2019 will also be special in its own way with several key moments that will structure our work. We will obviously keep consistent adherence to the course established over the past year: the 50-year anniversary of the term “ageism”, first used in 1969 by Robert Butler, an American physician and author, will be the perfect occasion to revitalize our advocacy for respect of human rights and dignity in older age.

We will expect older people to give voice this year again, and do it hand in hand with other generations too: next 29th April will mark the 10th anniversary of the European Day of Solidarity between Generations, launched by AGE in 2009 to raise awareness of the importance of intergenerational solidarity in improving social cohesion and addressing demographic ageing.

But these few anniversaries will only be the tip of the iceberg…
  

  • The European elections

In May 2019, Europe will elect a new Parliament for the next five years (2019-2023), and a new European Commission will be appointed. AGE will closely follow those developments to ensure the fight against age discrimination and the protection of older people’s rights are higher on the EU agenda for the years to come. This will also include advocating towards the re-establishment of the Intergroup on Active Ageing and Solidarity between Generations.

Our advocacy work will be supported by three major tools:

  • our Manifesto for the European Elections 2019
  • our European Parliament blog where you will read about the work achieved over the last term of office and news about this new campaign
  • our Campaign toolkit to support citizens, in particular older Europeans and their representative organisations, engaging into the European Parliament elections

You will find out more details AGE campaign for the European elections in our next Special Briefing (to be published in early February).
  

  • The United Nations work on Ageing  

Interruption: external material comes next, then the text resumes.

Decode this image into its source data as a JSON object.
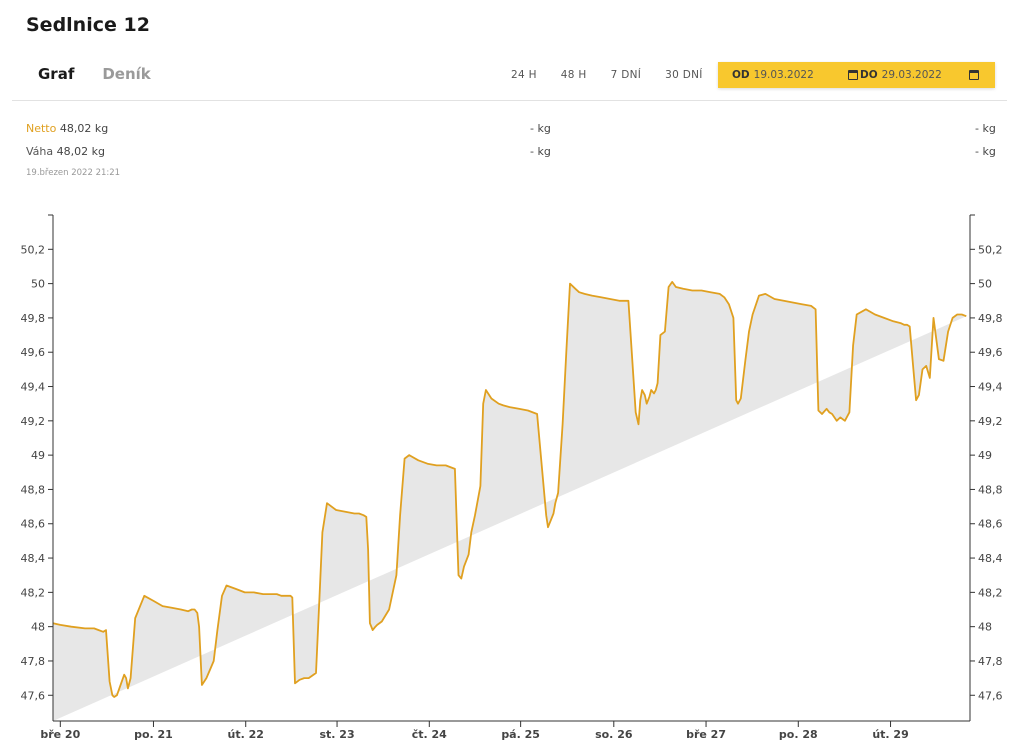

This year again, the 10th session of the United Nations Open Ended Group on Ageing (OEWG) will be the opportunity for AGE to advance the rights of older persons at global and European level. The 2018 edition, which addressed the issues of autonomy and independence and long-term and palliative care, allowed us to give greater visibility to violations of older persons’ dignity.

In 2019 the OEWG on Ageing will deal with social protection and education, lifelong learning and capacity building. In parallel, the discussions in relation to long-term and palliative care, as well as on autonomy and independence and age limits in legislation will keep on going with work dedicated to the concrete provisions that could be included in a new convention on the rights of older people.

The event will finally be the opportunity to examine with our international partners how to further develop positive narratives around older age, building on the outcome of last year #AgeingEqual awareness-raising campaign.
  

  • AGE Barometer to assess older people’s situation at national level

Based on EU statistics and qualitative assessments received from our members, AGE will release the first part of its barometer by the end of the year. This tool will aim to increase the visibility of the situation of older people’s rights across the European Union. AGE barometer will assess the situation of older persons in five areas: non-discrimination; social protection; health & prevention; disability, autonomy & inclusion; formal & informal long-term care; and violence & abuse. The first edition will focus on the issues of gender equality, age-friendly labour markets, support to find employment, work-life balance, adequate pensions and the fight against poverty and social exclusion.
  

  • Meeting the 21st Century challenges

AGE decided to take up key challenges where the voice of older persons should be strengthened. Both from a policy and project perspective, we will pursue our work on issues related to new technologies, taking stock of rapid developments in the fields of big data and artificial intelligence. Looking at environmental issues, we will start exploring the impact of climate change and air pollution on older persons’ health, as a key component of the right to a healthy environment. Other topics, such as accessibility with the European Accessibility Act and our involvement into the work of the Central Bank, have been on AGE agenda for several years.
  

  • The final stages of the Brexit negotiations

Finally, we could not close this briefing about our work in 2019 without a thought for our British friends. AGE will keep a careful eye on the negotiations related to the withdrawal of the United Kingdom from the European Union (Brexit) and its impact on the rights of older persons, following the internal discussions started last year with our British member organisations.
  

Another busy year for AGE, which we hope will help us pave the way for more equality and age diversity in Europe.

 

We wish you a very happy year!

 

This website is developed with the financial support of an operating grant of the Rights, Equality and Citizenship Programme of the European Commission. The contents of the articles are the sole responsibility of AGE Platform Europe and can in no way be taken to reflect the views of the European Commission.